Nearly 200 Whidbey General Hospital staff are reportedly wearing purple wrist bands inscribed with the letters “LG” in support of their chief nursing officer who was found not guilty of assault last week.
Around 200 of the wrist bands had been passed out during the trial of Linda Gipson this past Thursday and Friday, Chief of Staff Brenden Hansen told the hospital’s board of directors at their regular Monday morning meeting.
“This is a way to show visible support,” said Hansen, wearing a band himself. “The trial has been divisive in some ways, but in other ways it brings us together.
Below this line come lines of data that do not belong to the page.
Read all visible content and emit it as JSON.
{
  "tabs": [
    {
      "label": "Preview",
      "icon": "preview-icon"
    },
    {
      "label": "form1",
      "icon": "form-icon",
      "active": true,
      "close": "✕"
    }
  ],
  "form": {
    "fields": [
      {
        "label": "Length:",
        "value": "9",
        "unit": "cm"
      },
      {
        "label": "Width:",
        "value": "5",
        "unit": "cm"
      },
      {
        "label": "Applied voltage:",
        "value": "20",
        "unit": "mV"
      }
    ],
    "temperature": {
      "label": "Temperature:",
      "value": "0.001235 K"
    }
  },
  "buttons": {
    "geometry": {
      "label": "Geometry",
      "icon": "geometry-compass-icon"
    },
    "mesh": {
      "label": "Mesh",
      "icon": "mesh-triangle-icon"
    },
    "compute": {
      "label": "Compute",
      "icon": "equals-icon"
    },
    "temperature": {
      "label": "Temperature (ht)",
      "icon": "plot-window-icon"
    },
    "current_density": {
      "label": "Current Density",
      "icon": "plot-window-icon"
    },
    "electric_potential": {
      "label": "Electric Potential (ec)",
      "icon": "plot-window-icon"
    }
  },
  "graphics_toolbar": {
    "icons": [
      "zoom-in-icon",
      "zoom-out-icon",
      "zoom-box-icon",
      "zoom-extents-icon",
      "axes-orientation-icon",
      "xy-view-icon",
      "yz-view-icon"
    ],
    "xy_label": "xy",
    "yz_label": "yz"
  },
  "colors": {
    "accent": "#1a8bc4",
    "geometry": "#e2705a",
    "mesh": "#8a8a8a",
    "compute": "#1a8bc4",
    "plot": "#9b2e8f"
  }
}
We need to remember why we’re here.”
Moving forward, Hansen said he hoped to bring the hospital staff together as a “family.”
The 7 a.m. gathering had an unusually large crowd of more than 40 people.
Registered Nurse Tasha Malone spoke during public comment in support of Gipson, saying that the CNO was “not fairly represented” and that she has “very high standards.”
“We support Linda Gipson,” Malone said. “We support our CNO.”
Retired nurse Barbara Read read her letter to the editor which was recently published in the South Whidbey Record.
“She is a gift to our community; a true nurse who not only has compassion and love for the service, but who has gathered throughout her life the education, experience, and courage to make the best leader for our hospital,” Read said. “I am thankful she chose to come to our hospital as chief nursing officer, and am grateful for every day she has served this community.”
Long-time Whidbey General Hospital watchdog Rob Born said that while he supported Gipson, it was “just the beginning of that story” which was a “case of prosecutorial overreach on a vast scale.”
“This was a travesty of injustice,” Born said. “It was an ordeal that should never have taken place. Ms. Gipson may never get her reputation back but we can let everyone know what an honorable person she is.”
Island County Prosecutor Greg Banks said later Monday that he pursued the case because “a judge found that there was probable cause to believe a crime had been committed when we charged it.”
In addition, a judge later passed on a chance to dismiss the case, Banks said.
“I believe that I had a duty to bring the charge,” Banks said. “We sometimes have to take difficult cases, and let the jury decide.”
Brian Giles, who said his wife has worked at the hospital for 28 years, told hospital board members Monday morning that he wanted to speak for those nurses who lost their jobs as a result of Gipson’s vindication.
“The cost was the reputation of a lot of good employees,” Giles said of the nurses who testified against Gipson. “There was a price. Three or four good nurses paid the price for what they thought.”
Robert Wagner, a doctor not affiliated with Whidbey General, said the hospital should use the Gipson trial and the arrival of the new CEO Geri Forbes next week as a chance to start fresh with the community.
“I represent a group of citizens that are very concerned with what is happening in Island County,” Wagner said. “We need more transparency from this hospital. Now is the time for change and taking all this into consideration so that we, the public, are satisfied with how you’re running this hospital.”
Board President Anne Tarrant thanked Wagner for his comments saying she “would rather talk to someone than listen to rumors.”
The board also bade farewell to outgoing CEO Tom Tomasino with a few tears and more than half of the room stood to give him a standing ovation.
Monday was his final meeting at Whidbey General Hospital as CEO.
LaJolla Peters, human resources manager at Whidbey General, gave a short speech thanking Tomasino for his work at the hospital and each board member took a moment to thank him as well.
Tomasino said that he never intended to stay long-term with the hospital but he “fell in love with this organization and the people who work here.”